The brightly colored houses of Murnau complemented Münter's obsession with chromatics and the distillation of forms. As seen in Gasse im Murnau, the continuous planes, windows and shutters of the market town gave the artist many options for contrasts within a restricted space, allowing her to impose a structure that made the perspective of her composition secondary to the relationships between broad areas of bright color. Indeed, the row of houses in the present work reads as one straight line receding into the distance. The windows are each marked by a quick brushstroke of black or dark blue, and the façades of the houses are filled with solid color. Particularly in the green house, the side and front walls are barely distinguishable from one another. The sky is delineated through short horizontal strokes of blue, interrupted with bands of white to represent the clouds. The house in the foreground is also particularly simplified, composed of large, solid geometric shapes of color. The grass on the street is depicted with one swath of green against the grey road, and then another solid patch of color next to the house in the foreground. Here, Münter's use of flat blocks of color condenses the essential components of the scene expressively rendered with swift, vigorous brushwork.
In comparison to Kandinsky's depiction of a similar scene painted the same year (fig. 2), Münter's use of color is more realistic and her brushstrokes are longer, though the treatment of the sky is similar in both works. Where Münter paints the roofs monochromatically, Kandinsky uses short, thick squares of different colors to show the play of light on the surface.
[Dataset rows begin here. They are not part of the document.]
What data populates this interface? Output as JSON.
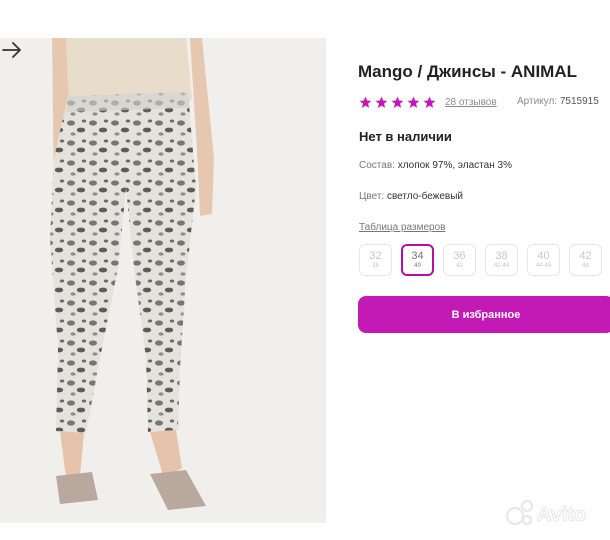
{
  "product": {
    "title": "Mango / Джинсы - ANIMAL",
    "rating_stars": 5,
    "reviews": "28 отзывов",
    "article_label": "Артикул:",
    "article_value": "7515915",
    "stock_status": "Нет в наличии",
    "composition_label": "Состав:",
    "composition_value": "хлопок 97%, эластан 3%",
    "color_label": "Цвет:",
    "color_value": "светло-бежевый",
    "size_table_label": "Таблица размеров",
    "sizes": [
      {
        "size": "32",
        "ru": "38",
        "selected": false
      },
      {
        "size": "34",
        "ru": "40",
        "selected": true
      },
      {
        "size": "36",
        "ru": "42",
        "selected": false
      },
      {
        "size": "38",
        "ru": "42-44",
        "selected": false
      },
      {
        "size": "40",
        "ru": "44-46",
        "selected": false
      },
      {
        "size": "42",
        "ru": "48",
        "selected": false
      }
    ],
    "favorite_button": "В избранное"
  },
  "icons": {
    "star": "star-icon",
    "next": "arrow-right-icon",
    "watermark": "avito-logo"
  },
  "colors": {
    "accent": "#c41ab5",
    "star": "#c41ab5",
    "selected_size_border": "#b40ea6"
  },
  "watermark": "Avito"
}
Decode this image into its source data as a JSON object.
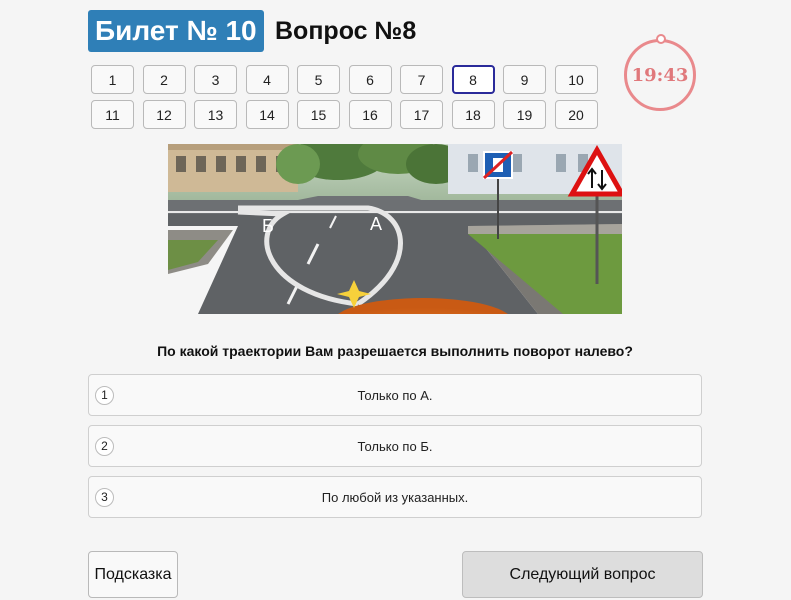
{
  "header": {
    "ticket_label": "Билет № 10",
    "question_label": "Вопрос №8"
  },
  "question_nav": {
    "current": 8,
    "items": [
      "1",
      "2",
      "3",
      "4",
      "5",
      "6",
      "7",
      "8",
      "9",
      "10",
      "11",
      "12",
      "13",
      "14",
      "15",
      "16",
      "17",
      "18",
      "19",
      "20"
    ]
  },
  "timer": {
    "value": "19:43",
    "color": "#e9898c"
  },
  "scene": {
    "label_a": "А",
    "label_b": "Б",
    "signs": [
      "end-of-one-way-road-sign",
      "two-way-traffic-warning-sign"
    ]
  },
  "question": {
    "text": "По какой траектории Вам разрешается выполнить поворот налево?"
  },
  "answers": [
    {
      "number": "1",
      "text": "Только по А."
    },
    {
      "number": "2",
      "text": "Только по Б."
    },
    {
      "number": "3",
      "text": "По любой из указанных."
    }
  ],
  "buttons": {
    "hint": "Подсказка",
    "next": "Следующий вопрос"
  },
  "colors": {
    "badge": "#2f7fb7",
    "current_border": "#2a2a9a"
  }
}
His image is more abstracted, particularly in the lower left quadrant, where a kaleidoscope of colors forms an unidentified pile. Münter did not share Kandinsky's drive towards a transcendental form of non-objective art, the beginnings of which can already be perceived in this early work.
The years in Murnau were critical for Münter, as it was there that she developed a style of painting from which she would deviate only slightly throughout the rest of her life. With the onset of the First World War, the landscape of the Munich art world was irrevocably changed. Kandinsky and Jawlensky, as Russians, were forced to leave Germany. Münter stayed with Kandinsky in Switzerland for a time before he left for Russia, but after a brief reunion in Stockholm in 1916, the couple permanently parted. During the thirties and forties, her work was vehemently criticized by the Nationalist Socialist Party, limiting her artistic activities until after the Second World War. Today, Münter is widely appreciated for her contribution as a major participant in a revolutionary movement which reinvented color, form and meaning in painting.
(fig. 1) Photograph of Alexej von Jawlensky, Marianne von Werefkin, Jawlensky's son Andreas, and Gabriele Münter (from left to right) in Murnau, 1908.
(fig. 2) Wassily Kandinsky, Gasse im Murnau, 1908. Private collection.